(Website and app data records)

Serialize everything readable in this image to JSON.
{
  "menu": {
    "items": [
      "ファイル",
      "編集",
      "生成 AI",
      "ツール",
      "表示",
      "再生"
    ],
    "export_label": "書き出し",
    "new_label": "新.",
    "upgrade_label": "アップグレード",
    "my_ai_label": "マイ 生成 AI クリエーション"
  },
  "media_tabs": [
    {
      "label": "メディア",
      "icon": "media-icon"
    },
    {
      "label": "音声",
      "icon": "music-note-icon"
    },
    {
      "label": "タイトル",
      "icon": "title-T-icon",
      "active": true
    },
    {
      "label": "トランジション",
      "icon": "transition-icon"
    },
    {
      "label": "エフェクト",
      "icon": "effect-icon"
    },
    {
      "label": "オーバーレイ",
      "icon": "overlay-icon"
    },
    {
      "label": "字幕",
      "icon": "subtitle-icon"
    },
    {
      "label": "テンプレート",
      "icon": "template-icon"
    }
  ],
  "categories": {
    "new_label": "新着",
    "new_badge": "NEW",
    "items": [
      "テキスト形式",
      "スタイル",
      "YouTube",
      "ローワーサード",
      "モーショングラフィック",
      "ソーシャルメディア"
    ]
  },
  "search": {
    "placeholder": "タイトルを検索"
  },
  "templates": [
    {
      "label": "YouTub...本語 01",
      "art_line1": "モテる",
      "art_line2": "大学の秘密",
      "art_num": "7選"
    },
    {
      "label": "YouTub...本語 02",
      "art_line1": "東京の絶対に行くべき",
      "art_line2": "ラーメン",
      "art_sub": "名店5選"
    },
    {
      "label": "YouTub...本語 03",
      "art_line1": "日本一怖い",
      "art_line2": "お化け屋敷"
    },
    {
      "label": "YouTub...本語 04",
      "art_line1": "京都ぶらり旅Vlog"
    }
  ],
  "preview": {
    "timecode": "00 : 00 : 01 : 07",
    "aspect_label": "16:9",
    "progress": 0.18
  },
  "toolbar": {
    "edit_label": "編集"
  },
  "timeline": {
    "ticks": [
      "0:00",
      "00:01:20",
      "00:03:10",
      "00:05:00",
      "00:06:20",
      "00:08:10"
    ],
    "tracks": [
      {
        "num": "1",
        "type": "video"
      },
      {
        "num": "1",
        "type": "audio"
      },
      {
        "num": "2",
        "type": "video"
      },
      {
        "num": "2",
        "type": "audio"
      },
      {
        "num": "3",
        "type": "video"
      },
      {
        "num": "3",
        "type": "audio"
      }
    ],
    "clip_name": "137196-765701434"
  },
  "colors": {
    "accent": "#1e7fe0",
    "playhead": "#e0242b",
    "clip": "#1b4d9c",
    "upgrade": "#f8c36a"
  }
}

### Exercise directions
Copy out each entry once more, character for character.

### Exercise output
Serialize everything readable in this image to JSON.
{
  "menu": {
    "items": [
      "ファイル",
      "編集",
      "生成 AI",
      "ツール",
      "表示",
      "再生"
    ],
    "export_label": "書き出し",
    "new_label": "新.",
    "upgrade_label": "アップグレード",
    "my_ai_label": "マイ 生成 AI クリエーション"
  },
  "media_tabs": [
    {
      "label": "メディア",
      "icon": "media-icon"
    },
    {
      "label": "音声",
      "icon": "music-note-icon"
    },
    {
      "label": "タイトル",
      "icon": "title-T-icon",
      "active": true
    },
    {
      "label": "トランジション",
      "icon": "transition-icon"
    },
    {
      "label": "エフェクト",
      "icon": "effect-icon"
    },
    {
      "label": "オーバーレイ",
      "icon": "overlay-icon"
    },
    {
      "label": "字幕",
      "icon": "subtitle-icon"
    },
    {
      "label": "テンプレート",
      "icon": "template-icon"
    }
  ],
  "categories": {
    "new_label": "新着",
    "new_badge": "NEW",
    "items": [
      "テキスト形式",
      "スタイル",
      "YouTube",
      "ローワーサード",
      "モーショングラフィック",
      "ソーシャルメディア"
    ]
  },
  "search": {
    "placeholder": "タイトルを検索"
  },
  "templates": [
    {
      "label": "YouTub...本語 01",
      "art_line1": "モテる",
      "art_line2": "大学の秘密",
      "art_num": "7選"
    },
    {
      "label": "YouTub...本語 02",
      "art_line1": "東京の絶対に行くべき",
      "art_line2": "ラーメン",
      "art_sub": "名店5選"
    },
    {
      "label": "YouTub...本語 03",
      "art_line1": "日本一怖い",
      "art_line2": "お化け屋敷"
    },
    {
      "label": "YouTub...本語 04",
      "art_line1": "京都ぶらり旅Vlog"
    }
  ],
  "preview": {
    "timecode": "00 : 00 : 01 : 07",
    "aspect_label": "16:9",
    "progress": 0.18
  },
  "toolbar": {
    "edit_label": "編集"
  },
  "timeline": {
    "ticks": [
      "0:00",
      "00:01:20",
      "00:03:10",
      "00:05:00",
      "00:06:20",
      "00:08:10"
    ],
    "tracks": [
      {
        "num": "1",
        "type": "video"
      },
      {
        "num": "1",
        "type": "audio"
      },
      {
        "num": "2",
        "type": "video"
      },
      {
        "num": "2",
        "type": "audio"
      },
      {
        "num": "3",
        "type": "video"
      },
      {
        "num": "3",
        "type": "audio"
      }
    ],
    "clip_name": "137196-765701434"
  },
  "colors": {
    "accent": "#1e7fe0",
    "playhead": "#e0242b",
    "clip": "#1b4d9c",
    "upgrade": "#f8c36a"
  }
}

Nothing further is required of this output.